Recently there was a darn good movie version of Nickleby, with a towering performance by the awesome Christopher Plummer as the evil Ralph Nickleby. Admittedly, Nathan Lane made a disconcertingly American Vincent Crummles, and the movie is like a Reader's Digest condensation of the novel (Look in vain for the Mantelinis), but they kept Dickens's dialogue, and had a grand cast.

Here's Tom Courtney as Newman Noggs (Tom plays Little Dorrit's father in the new version. He is not what's wrong with it.), Anne Hathaway (Not the famous one who married Shakespeare, but just some actress.) as Madeline Bray, gorgeous Charlie Hunam as Nicholas, and good old Barry Humphries as Dame Edna as Mrs. Crummles in that movie. (When you plop Barry into a film, genders often get confusing.)

And here, from everyone's favorite part of the story, the interlude with Nicholas in the Vincent Crummles Acting Company, is Alan Cummings as Mr. Folair, Jamie Bell, the boy from Billy Elliot and King Kong, as Smike, Charlie Hunam again, and Barry Humphries once more.

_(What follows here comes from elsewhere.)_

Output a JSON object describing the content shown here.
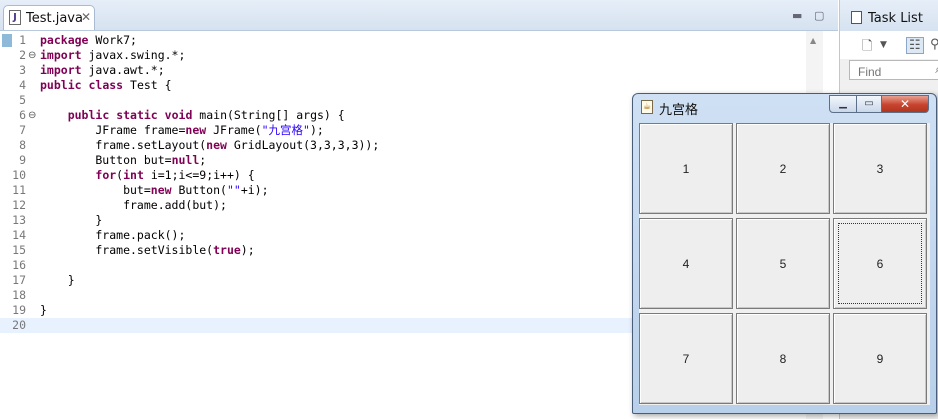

So get a clue adaptors and dramatists: if, even for one second, you're tempted to think that you can "improve" the dialogue of Charles Dickens, here's a fact: you can't! Leave it alone, you dips. And Davies, no one ever said "You cramp my style" in 19th Century England. NO ONE!

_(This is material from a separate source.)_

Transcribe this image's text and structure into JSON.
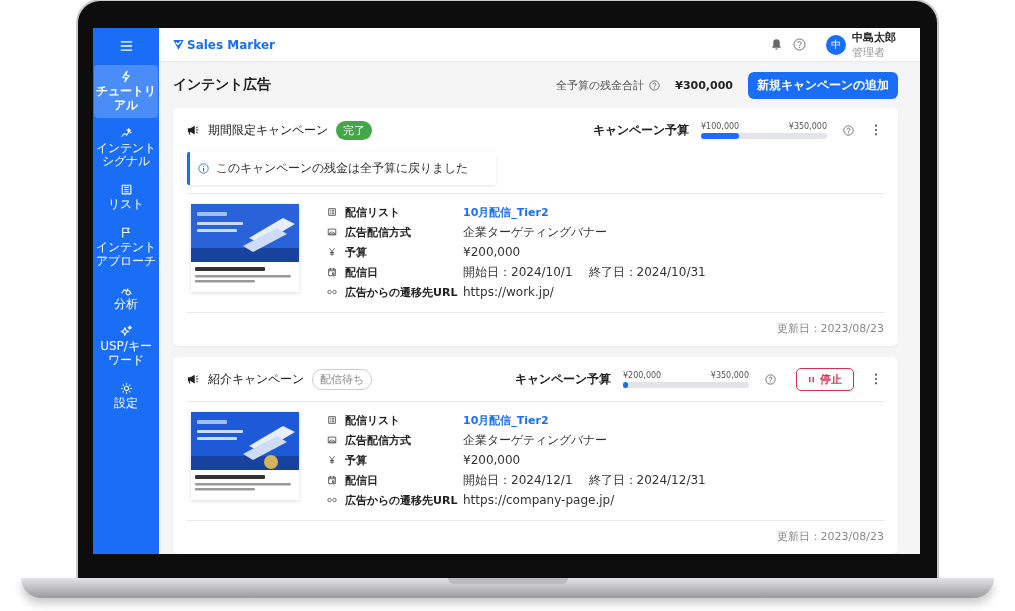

That doesn't mean you can't have some creative fun with Dickens. Little Dougie is deep into reading Dan Simmons's gigantic (772 pages) new novel Drood, a horror fantastia purporting to portray the last five years of Dickens's life as seen through the laudanum-addled eyes of Wilkie Collins, which continues the literary conceit of calling me "Ellen Ternan." It's an Amadeus-like tale (Collins is wildly jealous of Dickens's talent. Wilkie darling, I loved The Woman in White, even if beige would have been more appropriate. Salieri wishes he could have written The Moonstone.) which mixes the historical facts with a wild tale of horror in a city-beneath-the-city, that is rollicking good reading, and a current best seller. Pick up a copy and enjoy - for weeks!

And Andrew Davies, please do not adapt A Tale of Two Cities. No one is waiting to hear Sydney Carton at the guillitine say "The thing I'm gonna do now is a whole lot better than all the stuff I've done previously," nor even a pithy, "Hey Robespierre, fuck you!"

Cheers darlings. See you at the HuffPo on Friday.


AW said...

I thought you might find this interesting:

jane said...

I completely agree with your comments re RSC Nicholas Nickleby.
I have it on dvd. and watch often. The best adaption of any Dickens. Roger Rees is magnificent.